For middle class and elite families, Argentina's political leaders viewed schools as one of the most important institutions of civil life and social control. The idea was that teachers would aid in the state's efforts to incorporate children into the political system. Indeed, scholars have shown that primary and secondary schools were crucial in educating an entire generation of new Argentine citizens. Thousands of boys and girls were not only taught grammar and arithmetic, but also a deep respect for authority and patriotic values.

The Rosas state moved aggressively to employ lower-class youngsters when the wars and civil strife of the early 19th century caused labor shortages, especially in rural areas. Social critics also saw lower-class children as a potential source of social disorder and sought to harness their energies as laborers. Law enforcement officials restricted youngsters' mobility by strictly enforcing passport and anti-vagrancy laws.

In towns across Argentina, the conchabo system gave local police broad authority to draft children to work in public works projects, private homes, factories, or wherever laborers were needed. The office typically in charge of placing young workers was called the defensor de menores, a public institution dating back to the colonial period. The defensor drew up labor agreements that tied young people to particular jobs, but these contracts had the unintended effect of giving young people some degree of freedom from parental authority.
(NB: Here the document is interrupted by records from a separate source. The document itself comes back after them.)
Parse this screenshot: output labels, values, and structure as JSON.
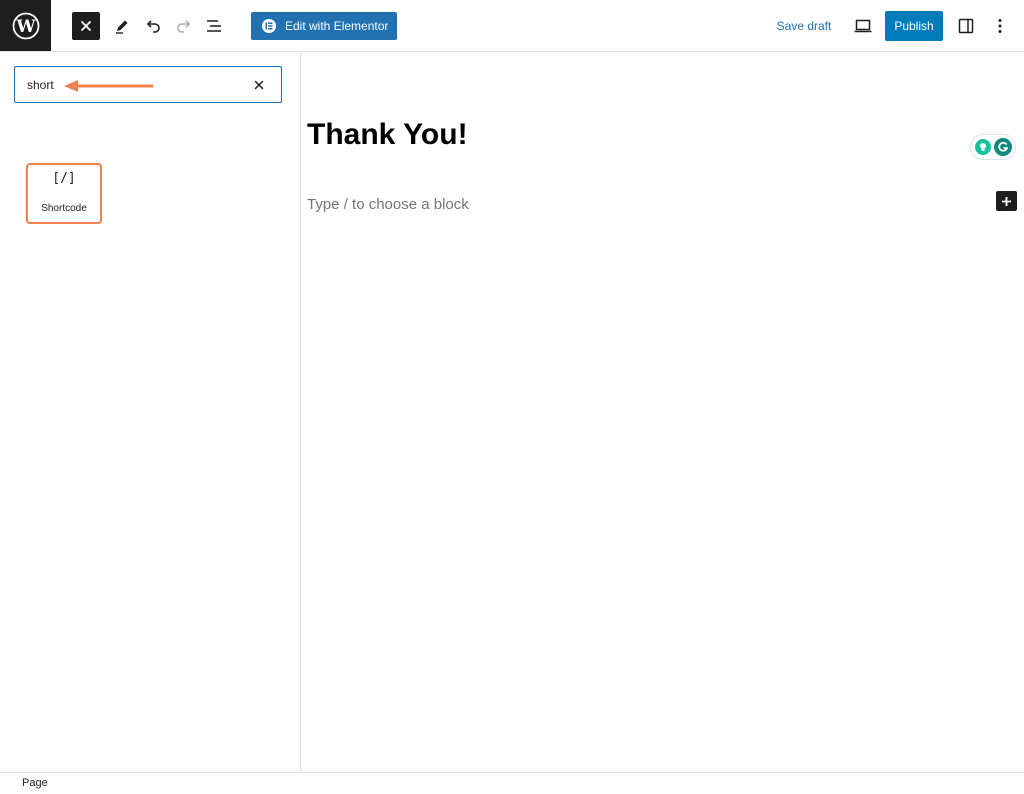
{
  "toolbar": {
    "edit_elementor_label": "Edit with Elementor",
    "save_draft_label": "Save draft",
    "publish_label": "Publish"
  },
  "inserter": {
    "search_value": "short",
    "results": [
      {
        "icon_text": "[/]",
        "label": "Shortcode"
      }
    ]
  },
  "editor": {
    "title": "Thank You!",
    "block_placeholder": "Type / to choose a block"
  },
  "footer": {
    "breadcrumb": "Page"
  },
  "colors": {
    "accent": "#2271b1",
    "publish": "#007cba",
    "highlight": "#f0814d"
  }
}
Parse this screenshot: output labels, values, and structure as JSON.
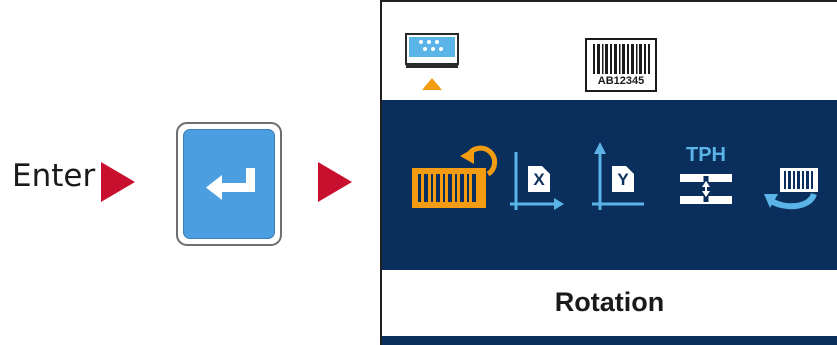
{
  "instruction": {
    "enter_label": "Enter"
  },
  "keys": {
    "enter_key_icon": "enter-return-icon"
  },
  "colors": {
    "arrow": "#c8102e",
    "key_fill": "#4b9fe0",
    "band": "#0a2f5c",
    "highlight": "#f39c12"
  },
  "screen": {
    "top_tabs": [
      {
        "icon": "printer-panel-icon",
        "selected": true
      },
      {
        "icon": "barcode-label-icon",
        "selected": false
      }
    ],
    "barcode_caption": "AB12345",
    "tph_caption": "TPH",
    "axis_x_letter": "X",
    "axis_y_letter": "Y",
    "menu_items": [
      {
        "icon": "rotation-icon",
        "selected": true
      },
      {
        "icon": "x-offset-icon",
        "selected": false
      },
      {
        "icon": "y-offset-icon",
        "selected": false
      },
      {
        "icon": "tph-adjust-icon",
        "selected": false
      },
      {
        "icon": "reprint-icon",
        "selected": false
      }
    ],
    "selected_label": "Rotation"
  }
}
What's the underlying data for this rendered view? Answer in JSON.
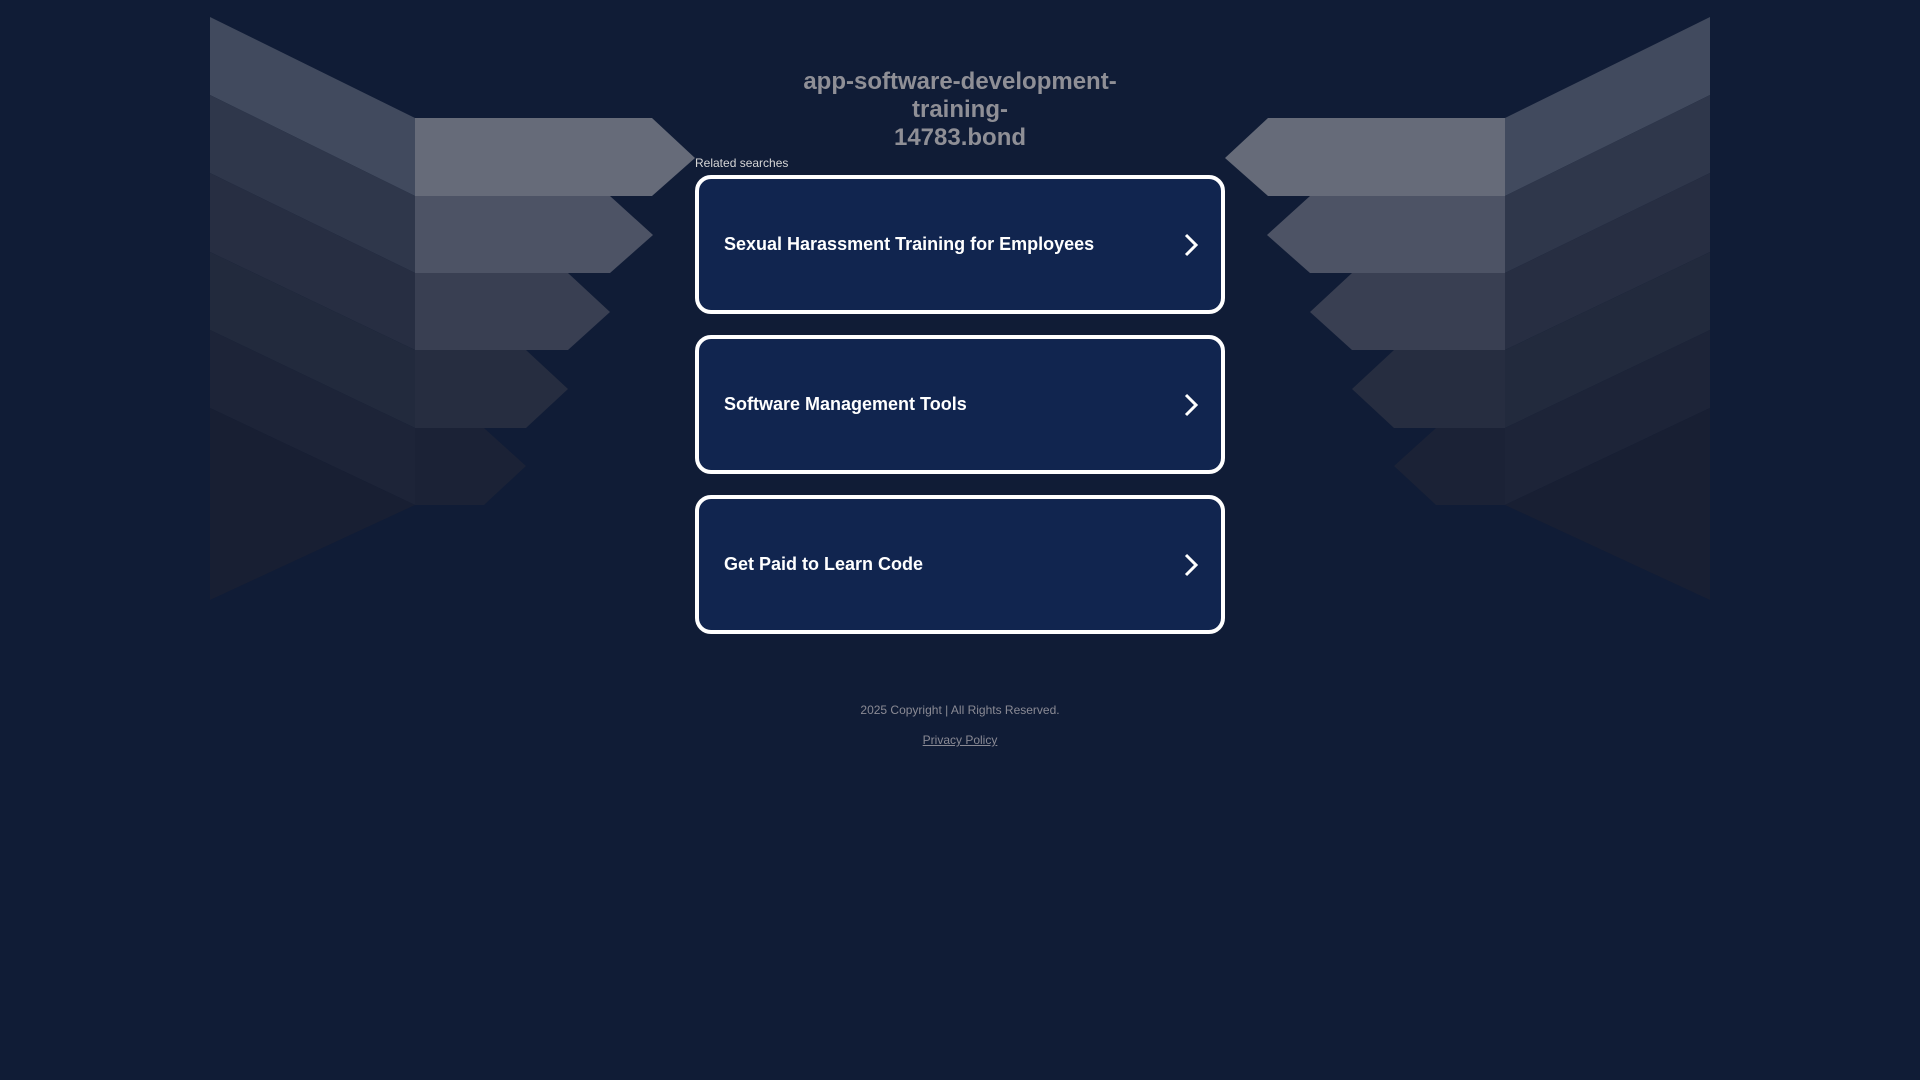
{
  "header": {
    "domain_line1": "app-software-development-training-",
    "domain_line2": "14783.bond"
  },
  "related": {
    "label": "Related searches",
    "items": [
      {
        "label": "Sexual Harassment Training for Employees",
        "icon": "chevron-right-icon"
      },
      {
        "label": "Software Management Tools",
        "icon": "chevron-right-icon"
      },
      {
        "label": "Get Paid to Learn Code",
        "icon": "chevron-right-icon"
      }
    ]
  },
  "footer": {
    "copyright": "2025 Copyright | All Rights Reserved.",
    "privacy": "Privacy Policy"
  },
  "colors": {
    "background": "#101c36",
    "card": "#11254f",
    "card_border": "#ffffff",
    "title": "#8f8f96"
  }
}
Argentina's laws also allowed children to be entrusted with decisions related to marriage and property. Girls could marry and hold a dowry at the age of 12. Boys could not marry until they turned 14. This is not to say that parents or their children sought marriage contracts at these early ages. By law, girls and boys had to wait until they were 23 and 25 years old, respectively, before they could marry without permission from their parents. After 1810, however, young people were marrying at younger ages and had more input into selecting spouses. This included choosing mates who were closer to their own ages and sometimes outside their familial socio-economic and racial boundaries.

Parents lamented with growing frequency and alarm the rebelliousness of their children and attempted to control their behavior through legal means. Many of these disputes appeared in lawsuits, or disensos, filed by parents asserting their parental rights and obligations in order to guide the behaviors of their children. Sons and daughters also sued their parents, seeking the right to marry freely partners of their own choosing.

While these individual actions played out in the courts, authorities under Rosas dealt harshly with youngsters who violated legal and social conventions. In 1847, Camila O'Gorman, the daughter of a prominent merchant, and Ladislao Gutiérrez, a Catholic priest, caused a huge public scandal when they ran away together. The following year, the couple was captured. Rosas personally ordered their execution for violating the social order. According to the dictator, their actions were a direct attack on his authority and that he wanted to make an example out of them.

Camila's story is often seen as an example of the extreme measures the Rosas state took to control the behaviors of Argentina's younger population. Indeed, Rosas wanted to make an example out of the young couple. However, this story of forbidden love is also representative of how young people challenged authority as ideas of republicanism, equality, and individualism swept through the Americas. The execution of the young couple (along with the fact that Camila was eight months pregnant at the time of her death!) undermined support for the Rosas regime. Moreover, Camila's story resonates even today as a reminder of the legacy of authoritarianism in Argentina's history. María Luísa Bemberg wrote and directed the feature film, Camila (1984), as a harsh critique of patriarchy and military rule.

How to Cite This Source

"Love & Authority in Argentina (19th c)," in Children and Youth in History, Item #60, https://cyh.rrchnm.org/items/show/60 (accessed August 10, 2021).